Addiction also affects our memory and pathways in our brains. Repeated drug use creates strong connections between the reward of a substance high and cues in the environment that you associate with that substance. Certain triggers – like places or people – can produce strong urges to re-use the substance, even after years of abstinence.

When someone is in recovery, avoiding or coping with these triggers is crucial for maintaining sobriety. However, PTSD can complicate this process. A study by Drug and Alcohol Dependence found that PTSD symptoms lead to a greater risk of relapse in intrapersonal and negative physiological contexts. It also increases symptoms of anxiety and depression before and after relapse.

What Are Effective Treatments for PTSD and Addiction?
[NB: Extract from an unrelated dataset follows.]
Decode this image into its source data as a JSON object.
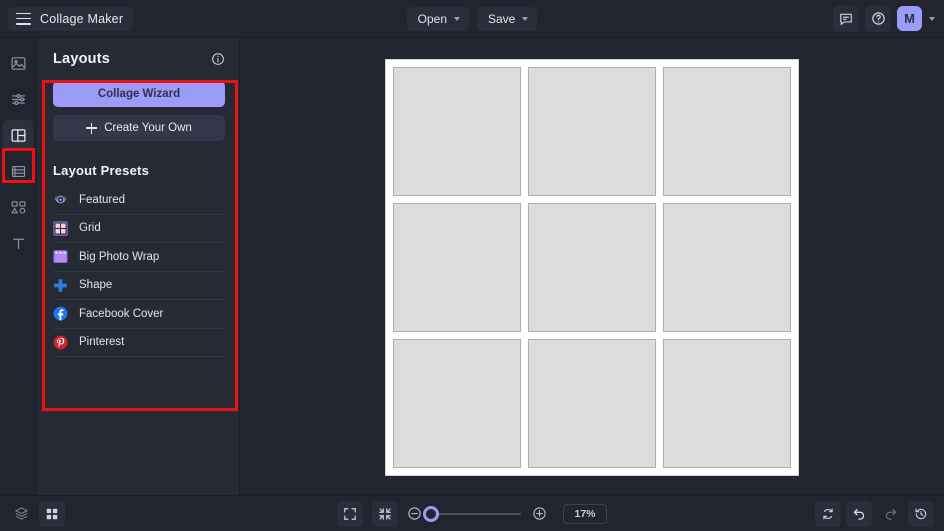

In The Principles of Effective Treatment, the National Institute on Drug Abuse explains that effective addiction treatment must target the underlying causes of addiction, treating co-occurring disorders alongside addiction. Only by overcoming the source of addictive behavior can people achieve long-term recovery.

Scientists have uncovered a range of evidence-based treatments that can effectively treat sufferers of PTSD and addiction. These include:

  • Cognitive-behavioral therapy
  • Eye movement desensitization and reprocessing (EMDR) therapy
  • Support groups

To Conclude

Traumatic events can have a significant impact on our lives – leading to PTSD symptoms and, in some cases, substance abuse. However, with effective treatment, care, and support, individuals can process trauma, recover from addiction, and live fulfilling and joy-filled lives.